▶ _Data in this exercise_
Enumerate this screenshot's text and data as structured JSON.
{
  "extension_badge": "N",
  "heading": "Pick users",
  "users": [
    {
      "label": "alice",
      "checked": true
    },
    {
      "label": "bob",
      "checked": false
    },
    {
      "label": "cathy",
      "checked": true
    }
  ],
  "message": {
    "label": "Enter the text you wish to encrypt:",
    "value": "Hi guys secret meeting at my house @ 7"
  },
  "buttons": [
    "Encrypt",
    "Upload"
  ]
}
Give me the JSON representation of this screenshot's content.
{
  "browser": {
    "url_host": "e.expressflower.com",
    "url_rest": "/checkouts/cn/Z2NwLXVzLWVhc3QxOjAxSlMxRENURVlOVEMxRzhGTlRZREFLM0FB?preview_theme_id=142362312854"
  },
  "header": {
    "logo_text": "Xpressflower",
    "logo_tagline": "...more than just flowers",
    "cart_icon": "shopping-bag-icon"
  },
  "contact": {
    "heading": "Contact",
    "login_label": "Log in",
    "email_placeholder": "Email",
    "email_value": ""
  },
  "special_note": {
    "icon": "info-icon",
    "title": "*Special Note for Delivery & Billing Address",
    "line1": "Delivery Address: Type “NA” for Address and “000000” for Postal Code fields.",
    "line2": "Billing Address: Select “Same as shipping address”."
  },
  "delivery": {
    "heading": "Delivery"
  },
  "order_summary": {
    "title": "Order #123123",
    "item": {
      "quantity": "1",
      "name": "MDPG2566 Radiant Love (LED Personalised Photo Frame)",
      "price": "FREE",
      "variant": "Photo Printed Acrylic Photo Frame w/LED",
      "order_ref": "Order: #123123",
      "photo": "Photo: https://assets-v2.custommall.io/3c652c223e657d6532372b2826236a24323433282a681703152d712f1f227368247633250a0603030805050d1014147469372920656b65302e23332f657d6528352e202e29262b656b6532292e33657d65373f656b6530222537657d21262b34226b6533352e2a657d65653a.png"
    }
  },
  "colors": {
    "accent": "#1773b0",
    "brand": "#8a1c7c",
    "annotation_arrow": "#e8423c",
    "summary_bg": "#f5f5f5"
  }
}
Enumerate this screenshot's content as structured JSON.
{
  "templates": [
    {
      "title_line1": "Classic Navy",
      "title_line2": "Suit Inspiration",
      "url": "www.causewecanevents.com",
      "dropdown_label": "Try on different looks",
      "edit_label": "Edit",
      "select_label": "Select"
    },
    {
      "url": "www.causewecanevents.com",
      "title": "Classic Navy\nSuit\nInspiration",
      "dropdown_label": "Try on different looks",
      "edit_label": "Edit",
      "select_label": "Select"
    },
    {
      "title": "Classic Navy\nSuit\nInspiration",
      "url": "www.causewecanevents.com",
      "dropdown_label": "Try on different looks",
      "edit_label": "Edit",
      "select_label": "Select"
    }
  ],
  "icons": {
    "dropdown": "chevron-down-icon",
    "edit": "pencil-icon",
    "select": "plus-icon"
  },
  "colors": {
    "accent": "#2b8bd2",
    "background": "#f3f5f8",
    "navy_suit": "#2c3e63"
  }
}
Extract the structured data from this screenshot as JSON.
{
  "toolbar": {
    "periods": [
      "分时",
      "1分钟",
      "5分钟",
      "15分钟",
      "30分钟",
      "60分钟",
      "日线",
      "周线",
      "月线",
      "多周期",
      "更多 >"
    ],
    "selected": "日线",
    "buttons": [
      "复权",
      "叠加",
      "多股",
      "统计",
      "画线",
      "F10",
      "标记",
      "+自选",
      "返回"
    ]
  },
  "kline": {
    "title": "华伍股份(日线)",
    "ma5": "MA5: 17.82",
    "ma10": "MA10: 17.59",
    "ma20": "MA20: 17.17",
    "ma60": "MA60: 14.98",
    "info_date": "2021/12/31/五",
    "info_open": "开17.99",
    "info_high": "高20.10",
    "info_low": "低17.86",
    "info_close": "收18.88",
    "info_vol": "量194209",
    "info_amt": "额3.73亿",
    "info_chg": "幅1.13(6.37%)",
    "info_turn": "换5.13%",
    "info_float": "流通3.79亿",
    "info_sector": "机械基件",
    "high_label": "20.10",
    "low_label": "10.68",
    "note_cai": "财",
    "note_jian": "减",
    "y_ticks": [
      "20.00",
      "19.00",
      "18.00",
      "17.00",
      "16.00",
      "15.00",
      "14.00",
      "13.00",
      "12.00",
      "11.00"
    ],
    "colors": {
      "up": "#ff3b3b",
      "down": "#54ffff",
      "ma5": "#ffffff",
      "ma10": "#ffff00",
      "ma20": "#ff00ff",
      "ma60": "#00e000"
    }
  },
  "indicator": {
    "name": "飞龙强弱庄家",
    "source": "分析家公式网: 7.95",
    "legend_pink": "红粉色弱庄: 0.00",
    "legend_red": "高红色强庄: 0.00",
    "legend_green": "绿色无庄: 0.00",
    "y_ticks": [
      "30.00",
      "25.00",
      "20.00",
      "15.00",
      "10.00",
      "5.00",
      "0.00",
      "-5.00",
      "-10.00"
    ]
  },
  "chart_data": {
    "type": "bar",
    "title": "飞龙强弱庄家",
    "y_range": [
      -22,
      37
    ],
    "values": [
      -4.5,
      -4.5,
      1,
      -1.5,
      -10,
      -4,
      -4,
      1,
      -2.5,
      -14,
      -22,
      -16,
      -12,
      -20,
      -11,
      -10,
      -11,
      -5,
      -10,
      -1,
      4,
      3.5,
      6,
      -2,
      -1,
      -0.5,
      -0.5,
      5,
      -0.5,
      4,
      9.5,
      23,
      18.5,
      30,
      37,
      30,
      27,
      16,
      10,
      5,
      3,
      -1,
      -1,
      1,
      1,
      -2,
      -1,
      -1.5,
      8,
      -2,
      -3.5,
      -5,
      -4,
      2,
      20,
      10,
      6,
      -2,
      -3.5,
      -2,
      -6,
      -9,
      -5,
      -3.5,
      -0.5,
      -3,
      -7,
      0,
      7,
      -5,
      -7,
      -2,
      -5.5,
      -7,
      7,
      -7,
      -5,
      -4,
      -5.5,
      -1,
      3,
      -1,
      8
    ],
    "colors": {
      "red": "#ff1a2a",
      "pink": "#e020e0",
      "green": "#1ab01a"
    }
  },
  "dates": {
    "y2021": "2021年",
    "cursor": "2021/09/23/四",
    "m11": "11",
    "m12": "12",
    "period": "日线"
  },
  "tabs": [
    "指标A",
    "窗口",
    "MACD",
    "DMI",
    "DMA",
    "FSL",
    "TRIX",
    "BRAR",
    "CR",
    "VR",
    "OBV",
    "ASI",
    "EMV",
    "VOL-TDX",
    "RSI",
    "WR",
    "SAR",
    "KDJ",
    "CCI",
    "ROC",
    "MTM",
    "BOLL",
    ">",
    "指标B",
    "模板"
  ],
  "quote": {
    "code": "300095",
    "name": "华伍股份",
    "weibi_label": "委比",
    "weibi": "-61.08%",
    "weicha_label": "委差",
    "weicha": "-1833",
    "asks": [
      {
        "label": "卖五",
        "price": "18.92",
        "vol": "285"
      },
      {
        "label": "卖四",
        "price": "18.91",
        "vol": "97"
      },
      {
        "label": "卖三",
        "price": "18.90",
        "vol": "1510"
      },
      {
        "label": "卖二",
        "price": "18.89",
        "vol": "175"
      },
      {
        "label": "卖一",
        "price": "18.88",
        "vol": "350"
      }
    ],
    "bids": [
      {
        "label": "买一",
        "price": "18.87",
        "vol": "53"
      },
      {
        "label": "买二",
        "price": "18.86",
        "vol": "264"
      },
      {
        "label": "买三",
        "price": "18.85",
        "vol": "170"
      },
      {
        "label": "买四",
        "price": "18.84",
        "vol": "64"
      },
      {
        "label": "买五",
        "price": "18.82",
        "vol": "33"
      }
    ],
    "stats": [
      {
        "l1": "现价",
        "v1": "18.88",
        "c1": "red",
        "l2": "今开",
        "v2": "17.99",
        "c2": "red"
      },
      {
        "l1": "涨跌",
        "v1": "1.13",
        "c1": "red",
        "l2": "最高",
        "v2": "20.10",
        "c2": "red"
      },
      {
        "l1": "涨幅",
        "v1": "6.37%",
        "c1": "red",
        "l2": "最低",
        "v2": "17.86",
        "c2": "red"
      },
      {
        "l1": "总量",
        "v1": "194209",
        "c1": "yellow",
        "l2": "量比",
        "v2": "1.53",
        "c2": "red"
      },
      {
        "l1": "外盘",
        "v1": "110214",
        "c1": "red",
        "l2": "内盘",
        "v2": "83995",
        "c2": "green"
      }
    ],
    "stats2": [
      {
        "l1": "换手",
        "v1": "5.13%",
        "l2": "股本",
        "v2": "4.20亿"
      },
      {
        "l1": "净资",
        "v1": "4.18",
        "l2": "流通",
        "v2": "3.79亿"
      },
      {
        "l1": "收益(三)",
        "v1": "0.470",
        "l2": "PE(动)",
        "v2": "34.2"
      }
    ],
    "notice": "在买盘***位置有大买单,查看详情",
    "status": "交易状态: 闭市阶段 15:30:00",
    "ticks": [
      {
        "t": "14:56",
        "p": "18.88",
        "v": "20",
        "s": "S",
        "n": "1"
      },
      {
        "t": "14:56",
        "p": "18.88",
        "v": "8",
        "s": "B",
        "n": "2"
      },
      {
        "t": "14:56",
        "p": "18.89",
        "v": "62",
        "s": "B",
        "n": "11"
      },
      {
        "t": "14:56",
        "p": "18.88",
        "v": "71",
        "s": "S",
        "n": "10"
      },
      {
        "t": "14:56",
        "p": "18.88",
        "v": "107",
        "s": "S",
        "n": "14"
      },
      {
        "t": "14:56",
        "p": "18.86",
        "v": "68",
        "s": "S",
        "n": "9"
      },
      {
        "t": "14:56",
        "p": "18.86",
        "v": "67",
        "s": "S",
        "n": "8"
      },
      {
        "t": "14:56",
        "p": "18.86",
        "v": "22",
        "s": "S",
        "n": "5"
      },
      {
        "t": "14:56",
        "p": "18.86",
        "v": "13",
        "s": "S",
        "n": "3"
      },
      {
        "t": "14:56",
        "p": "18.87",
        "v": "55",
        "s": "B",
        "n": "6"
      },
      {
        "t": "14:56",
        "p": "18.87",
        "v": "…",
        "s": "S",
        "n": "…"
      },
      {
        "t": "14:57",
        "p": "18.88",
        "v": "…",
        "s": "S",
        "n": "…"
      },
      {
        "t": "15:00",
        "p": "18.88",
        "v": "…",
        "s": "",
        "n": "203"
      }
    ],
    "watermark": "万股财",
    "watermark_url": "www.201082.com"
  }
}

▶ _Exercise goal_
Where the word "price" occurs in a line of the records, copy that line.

▶ _Output for this task_
      "price": "FREE",
        "price": "18.92",
        "price": "18.91",
        "price": "18.90",
        "price": "18.89",
        "price": "18.88",
        "price": "18.87",
        "price": "18.86",
        "price": "18.85",
        "price": "18.84",
        "price": "18.82",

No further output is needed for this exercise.